The red curtain-draped stage of The Bootleg proved to be the perfect intimate setting for Treetop Flyers’ first LA show. The colored lights coming off of the upside-down “cocktails” sign above the bar and the wood-paneled walls gave the venue a country-rock feel that paired well with the laidback 1970s sound of the British five-piece band.
All Photos by Owen Ela
The show started off with “Things Will Change”, a “Ventura Highway”- reminiscent tune that embodies all the folk and sunshine of the canyons of Southern California which inspired their debut album The Mountain Moves. The smooth harmonies and upbeat melody of the song encouraged the small but enthusiastic crowd of indie rockers and modern hippies to bob their heads and tap their feet. The head bobbing continued all the way through to the playful “shoop shoop”s of “Postcards,” a song which showcased the band’s ability to be both wholesome and tons of fun. The twanging of the guitar while lead vocalist Reid Morrison sings lines like “stuck down in a nowhere town / with a fever of 103” gave the song a sort of nostalgic country vibe present in most of the songs on their album. The heavy late ’60s-’70s influence on the band is so discernible that about halfway through the set, a lively fan yelled out a reference to Lynrd Skynrd shouting, “Freebird!” Morrison just gave the audience an amused half-smile and answered simply “that happens sometimes.”
“Postcards” was followed up by the slower beats of “Making Time” and “Waiting on You.” Those two, plus “Rose is in the Yard” made up the most soulful parts of the evening. Morrison’s voice was able to croon “it’s already gone, that’s why I’m standing on making time” with all the tenderness and delicacy of an apology, while the melody kept at it with a hopeful soul/rock/country blend. As the night was coming to a close, it seemed the audience was becoming more and more invested in the music. By the time the Simon & Garfunkel-esque “Is It All Worth It” played, eyes were closing and hips were a-swinging. On this particular track, guitarist Laurie Sherman’s deeper, smoother voice offset Morrison’s folkier set of pipes, creating a beautiful dynamic and even more beautiful harmonies.

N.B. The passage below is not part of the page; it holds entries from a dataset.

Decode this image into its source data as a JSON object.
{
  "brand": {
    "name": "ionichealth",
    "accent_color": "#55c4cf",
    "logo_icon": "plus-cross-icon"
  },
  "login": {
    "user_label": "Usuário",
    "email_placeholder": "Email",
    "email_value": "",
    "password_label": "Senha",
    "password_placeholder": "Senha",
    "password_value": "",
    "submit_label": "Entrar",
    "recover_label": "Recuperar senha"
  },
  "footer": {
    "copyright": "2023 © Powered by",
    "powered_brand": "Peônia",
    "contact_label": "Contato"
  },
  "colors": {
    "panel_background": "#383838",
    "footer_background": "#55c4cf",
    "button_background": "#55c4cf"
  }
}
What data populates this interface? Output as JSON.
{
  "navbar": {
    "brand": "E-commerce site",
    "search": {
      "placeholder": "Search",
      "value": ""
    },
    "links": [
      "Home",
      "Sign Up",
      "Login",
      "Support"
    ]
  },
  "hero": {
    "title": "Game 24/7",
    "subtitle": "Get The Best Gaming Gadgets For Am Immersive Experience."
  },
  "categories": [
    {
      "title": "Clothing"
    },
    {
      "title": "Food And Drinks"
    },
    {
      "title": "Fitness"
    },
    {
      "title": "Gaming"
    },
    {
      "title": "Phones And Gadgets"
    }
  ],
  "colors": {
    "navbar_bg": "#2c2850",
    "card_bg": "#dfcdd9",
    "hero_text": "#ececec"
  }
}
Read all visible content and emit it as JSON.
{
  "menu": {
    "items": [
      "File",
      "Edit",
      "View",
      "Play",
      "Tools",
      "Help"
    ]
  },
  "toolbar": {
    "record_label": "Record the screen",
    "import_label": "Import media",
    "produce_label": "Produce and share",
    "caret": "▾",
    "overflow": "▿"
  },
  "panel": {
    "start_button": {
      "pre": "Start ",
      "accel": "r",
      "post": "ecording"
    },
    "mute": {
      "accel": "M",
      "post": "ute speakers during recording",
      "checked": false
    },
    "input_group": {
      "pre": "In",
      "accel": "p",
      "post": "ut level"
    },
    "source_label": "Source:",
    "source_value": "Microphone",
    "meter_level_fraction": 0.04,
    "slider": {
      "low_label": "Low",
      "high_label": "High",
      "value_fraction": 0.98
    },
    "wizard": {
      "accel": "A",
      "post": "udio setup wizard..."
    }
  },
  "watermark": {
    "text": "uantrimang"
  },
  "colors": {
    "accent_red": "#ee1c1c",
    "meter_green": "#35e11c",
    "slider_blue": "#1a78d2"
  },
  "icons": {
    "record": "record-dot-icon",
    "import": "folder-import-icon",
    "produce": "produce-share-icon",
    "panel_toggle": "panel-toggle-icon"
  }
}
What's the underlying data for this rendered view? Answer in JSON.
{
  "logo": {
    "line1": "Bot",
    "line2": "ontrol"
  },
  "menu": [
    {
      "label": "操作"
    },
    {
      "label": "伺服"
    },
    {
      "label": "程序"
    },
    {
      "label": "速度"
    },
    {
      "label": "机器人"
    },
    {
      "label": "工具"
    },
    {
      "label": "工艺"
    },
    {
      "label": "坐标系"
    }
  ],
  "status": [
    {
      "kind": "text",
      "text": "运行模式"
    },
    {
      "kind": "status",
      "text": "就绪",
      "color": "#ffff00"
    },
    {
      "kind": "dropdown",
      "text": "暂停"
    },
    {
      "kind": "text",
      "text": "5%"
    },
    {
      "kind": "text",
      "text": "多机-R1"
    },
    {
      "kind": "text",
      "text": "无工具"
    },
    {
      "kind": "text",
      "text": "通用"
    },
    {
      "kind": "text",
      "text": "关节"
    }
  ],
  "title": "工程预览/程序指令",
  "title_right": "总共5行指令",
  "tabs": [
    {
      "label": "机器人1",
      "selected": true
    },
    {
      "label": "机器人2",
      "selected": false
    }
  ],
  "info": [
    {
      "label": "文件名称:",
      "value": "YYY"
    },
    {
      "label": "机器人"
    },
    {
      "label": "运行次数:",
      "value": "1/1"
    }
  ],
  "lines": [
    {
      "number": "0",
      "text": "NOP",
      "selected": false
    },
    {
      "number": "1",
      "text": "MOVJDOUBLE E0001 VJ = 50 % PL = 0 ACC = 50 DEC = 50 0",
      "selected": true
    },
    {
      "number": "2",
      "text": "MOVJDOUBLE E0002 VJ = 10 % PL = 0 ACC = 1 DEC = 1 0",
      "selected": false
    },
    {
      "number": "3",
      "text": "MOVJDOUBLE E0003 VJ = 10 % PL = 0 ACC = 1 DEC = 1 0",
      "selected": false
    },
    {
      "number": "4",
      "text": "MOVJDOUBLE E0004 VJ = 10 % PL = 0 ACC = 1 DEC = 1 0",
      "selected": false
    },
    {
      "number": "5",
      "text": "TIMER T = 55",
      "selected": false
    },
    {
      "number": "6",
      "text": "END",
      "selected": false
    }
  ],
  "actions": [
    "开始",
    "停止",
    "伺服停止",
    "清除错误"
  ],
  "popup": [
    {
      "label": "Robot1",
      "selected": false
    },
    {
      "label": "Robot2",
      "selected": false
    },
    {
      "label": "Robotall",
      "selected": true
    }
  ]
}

The guys finished it off with an epic rendition of “Haunted House” complete with a deliberately slow-moving intro, an awesome build-up to a lengthy instrumental in which drummer Tomer Danan absolutely killed it, and gorgeous acapella moments from Morrison. Bass player Matthew Starritt got the crowd clapping right from the beginning and it all ended in the room joining in celebratory dance and applause.
All in all, Treetop Flyers have a stage presence that personifies all the qualities of their music. From their shaggy hair to the their embroidered t-shirts, they exude a mellow, vintage, unbelievably cool energy that renders them classic, yet refreshing, in an age of synthesizers and auto-tune.
All Photos by Owen Ela
Opening Band:The Futures League
Things Will Change
Waiting on You
Houses are Burning
Is it All Worth it
Storm Will Pass
Rose is in the Yard
She’s Gotta Run